Health & Safety

The Bull Run District Health and Safety committee is here to assist unit leaders with resources to
allow them to offer safe and healthy environment for their members.

Feel free to contact us with any questions or assistance,

Matt Gallagher, Vice Chair
Bull Run District Health and Safety Committee
bsa1882@gmail.com

Online resources related to Safe Scouting

BSA Guide to Safe Scouting (a must read for all adult leaders to learn what activities are permitted or not permitted, as well as to learn safe operating procedures for a number of activities) at http://www.scouting.org/scoutsource/HealthandSafety/GSS

In the continuing effort to protect participants in Scout activity, the BSA National Health and Safety Committee has developed 16 points that embody good judgment and common sense for all activities. Go to http://www.scouting.org/scoutsource/HealthandSafety/Resources/sweet16.aspx to learn more about the Sweet 16 of Scout Safety.

The national BSA Scouting Safety website can be found at http://www.scouting.org/scoutsource/HealthandSafety

BSA Safety Thoughts @ http://www.scouting.org/scoutsource/HealthandSafety/SafetyThoughts

BSA On-line training modules (Safe Swim Defense, Safety Afloat, Climbing Safely, Hazardous Weather, Trek Safely, etc.) can be completed online at http://www.myscouting.org

On-line health, safety and risk management on scouting official site at http://www.scouting.org/scoutsource/healthandsafety/resources

Scouting Safety Begins with Leadership BSA video (an informative video highlighting the hazards of driving, swimming and boating, hiking, and climbing) at http://www.scouting.org/scoutsource/HealthandSafety/Video.

BSA Health and Safety Training Course Syllabus can be found at http://www.scouting.org/filestore/pdf/19-100A.pdf

“Managing Risk” from Chapter 6 of the Boy Scout Fieldbook can be found available online at http://www.scouting.org/scoutsource/HealthandSafety/Resources

Guidelines for Managing Food Allergies

Millions of children and adults in the United States have been diagnosed with specific food allergies that can be life-threatening.
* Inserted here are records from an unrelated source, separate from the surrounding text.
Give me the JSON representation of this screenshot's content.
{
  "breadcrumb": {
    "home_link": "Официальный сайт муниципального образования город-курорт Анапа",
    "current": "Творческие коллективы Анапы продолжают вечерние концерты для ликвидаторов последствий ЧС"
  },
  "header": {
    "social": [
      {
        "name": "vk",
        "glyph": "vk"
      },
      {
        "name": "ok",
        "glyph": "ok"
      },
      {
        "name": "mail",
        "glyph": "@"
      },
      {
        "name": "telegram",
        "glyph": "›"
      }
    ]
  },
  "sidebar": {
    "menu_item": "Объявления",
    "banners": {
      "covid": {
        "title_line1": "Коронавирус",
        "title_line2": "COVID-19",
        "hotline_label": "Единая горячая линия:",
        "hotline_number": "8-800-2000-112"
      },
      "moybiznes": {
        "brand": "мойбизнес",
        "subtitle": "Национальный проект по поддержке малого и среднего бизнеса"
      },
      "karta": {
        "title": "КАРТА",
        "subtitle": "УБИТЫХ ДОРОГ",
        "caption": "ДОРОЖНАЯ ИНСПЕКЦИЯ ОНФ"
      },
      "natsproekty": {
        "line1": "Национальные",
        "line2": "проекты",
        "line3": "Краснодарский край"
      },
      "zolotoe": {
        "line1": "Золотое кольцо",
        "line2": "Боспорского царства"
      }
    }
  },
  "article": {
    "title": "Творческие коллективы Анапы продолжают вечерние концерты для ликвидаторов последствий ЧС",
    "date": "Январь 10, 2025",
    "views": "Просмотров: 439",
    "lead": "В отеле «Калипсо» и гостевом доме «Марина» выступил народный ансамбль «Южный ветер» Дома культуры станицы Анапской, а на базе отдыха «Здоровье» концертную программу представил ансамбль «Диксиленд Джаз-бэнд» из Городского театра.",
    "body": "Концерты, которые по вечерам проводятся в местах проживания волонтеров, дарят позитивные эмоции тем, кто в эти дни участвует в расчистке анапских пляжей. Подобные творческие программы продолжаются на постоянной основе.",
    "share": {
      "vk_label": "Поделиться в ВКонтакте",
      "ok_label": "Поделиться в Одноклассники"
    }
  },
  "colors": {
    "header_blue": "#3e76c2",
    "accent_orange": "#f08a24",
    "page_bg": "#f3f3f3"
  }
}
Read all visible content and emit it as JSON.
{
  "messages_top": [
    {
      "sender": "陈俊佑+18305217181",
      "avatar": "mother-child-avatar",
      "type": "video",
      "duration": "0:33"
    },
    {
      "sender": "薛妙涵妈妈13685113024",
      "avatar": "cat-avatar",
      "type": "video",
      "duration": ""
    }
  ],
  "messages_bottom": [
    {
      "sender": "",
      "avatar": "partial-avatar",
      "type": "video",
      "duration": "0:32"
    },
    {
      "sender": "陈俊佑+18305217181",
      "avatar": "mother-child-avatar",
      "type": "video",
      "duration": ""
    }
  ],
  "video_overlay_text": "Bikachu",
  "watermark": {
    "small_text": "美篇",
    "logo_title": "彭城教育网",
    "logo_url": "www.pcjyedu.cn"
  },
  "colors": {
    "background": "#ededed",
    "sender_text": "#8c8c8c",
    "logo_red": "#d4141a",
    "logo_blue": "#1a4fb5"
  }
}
Initial food allergy reactions can occur at any time, even in previously undiagnosed individuals. The Health and Safety team has become aware of these risks and has developed food allergy prevention guidelines that can be useful in helping people with food allergies be prepared at all types of Scouting events.
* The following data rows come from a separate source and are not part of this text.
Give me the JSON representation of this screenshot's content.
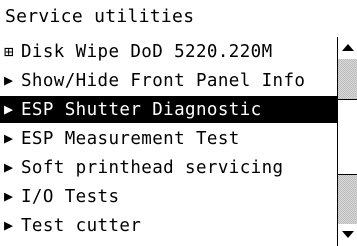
{
  "header": {
    "title": "Service utilities"
  },
  "menu": {
    "items": [
      {
        "icon": "expandable-box-icon",
        "glyph": "⊞",
        "label": "Disk Wipe DoD 5220.220M",
        "selected": false
      },
      {
        "icon": "right-triangle-icon",
        "glyph": "▶",
        "label": "Show/Hide Front Panel Info",
        "selected": false
      },
      {
        "icon": "right-triangle-icon",
        "glyph": "▶",
        "label": "ESP Shutter Diagnostic",
        "selected": true
      },
      {
        "icon": "right-triangle-icon",
        "glyph": "▶",
        "label": "ESP Measurement Test",
        "selected": false
      },
      {
        "icon": "right-triangle-icon",
        "glyph": "▶",
        "label": "Soft printhead servicing",
        "selected": false
      },
      {
        "icon": "right-triangle-icon",
        "glyph": "▶",
        "label": "I/O Tests",
        "selected": false
      },
      {
        "icon": "right-triangle-icon",
        "glyph": "▶",
        "label": "Test cutter",
        "selected": false
      }
    ]
  },
  "scrollbar": {
    "up_icon": "scroll-up-arrow-icon",
    "down_icon": "scroll-down-arrow-icon",
    "thumb_position_fraction": 0.3
  },
  "colors": {
    "background": "#ffffff",
    "text": "#000000",
    "selected_background": "#000000",
    "selected_text": "#ffffff",
    "track": "#d8d8d8"
  }
}
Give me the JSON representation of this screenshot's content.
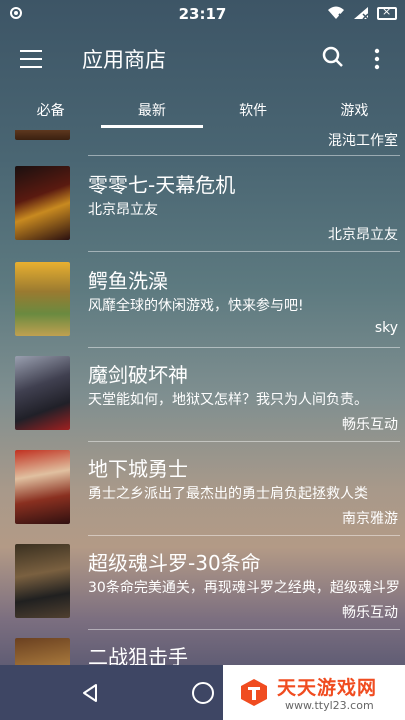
{
  "status": {
    "time": "23:17"
  },
  "appbar": {
    "title": "应用商店"
  },
  "tabs": [
    {
      "label": "必备"
    },
    {
      "label": "最新"
    },
    {
      "label": "软件"
    },
    {
      "label": "游戏"
    }
  ],
  "active_tab": "最新",
  "list": {
    "partial_top_developer": "混沌工作室",
    "items": [
      {
        "name": "零零七-天幕危机",
        "description": "北京昂立友",
        "developer": "北京昂立友"
      },
      {
        "name": "鳄鱼洗澡",
        "description": "风靡全球的休闲游戏，快来参与吧!",
        "developer": "sky"
      },
      {
        "name": "魔剑破坏神",
        "description": "天堂能如何，地狱又怎样？我只为人间负责。",
        "developer": "畅乐互动"
      },
      {
        "name": "地下城勇士",
        "description": "勇士之乡派出了最杰出的勇士肩负起拯救人类",
        "developer": "南京雅游"
      },
      {
        "name": "超级魂斗罗-30条命",
        "description": "30条命完美通关，再现魂斗罗之经典，超级魂斗罗",
        "developer": "畅乐互动"
      },
      {
        "name": "二战狙击手",
        "description": "",
        "developer": ""
      }
    ]
  },
  "watermark": {
    "title": "天天游戏网",
    "url": "www.ttyl23.com"
  }
}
The guidelines include information for Scouts and their families, adult leaders, and camps to plan ahead for many types of events and trips. Although the document is not intended to be all-inclusive, it does identify many common experiences and is meant to begin a dialogue regarding food allergy prevention.

The guidelines for managing food allergies can be found at:
http://www.scouting.org/filestore/HealthSafety/pdf/2013Guidelines_Managing_Food_Allergies.pdf.

The document also links to several reputable websites that will educate and inform you about food allergy prevention.

 It can wait!

Never text and drive and do everything you can to convince your driving-age Scouts to do the same.Take the pledge at http://www.itcanwait.com not to text and drive and put that promise into action by: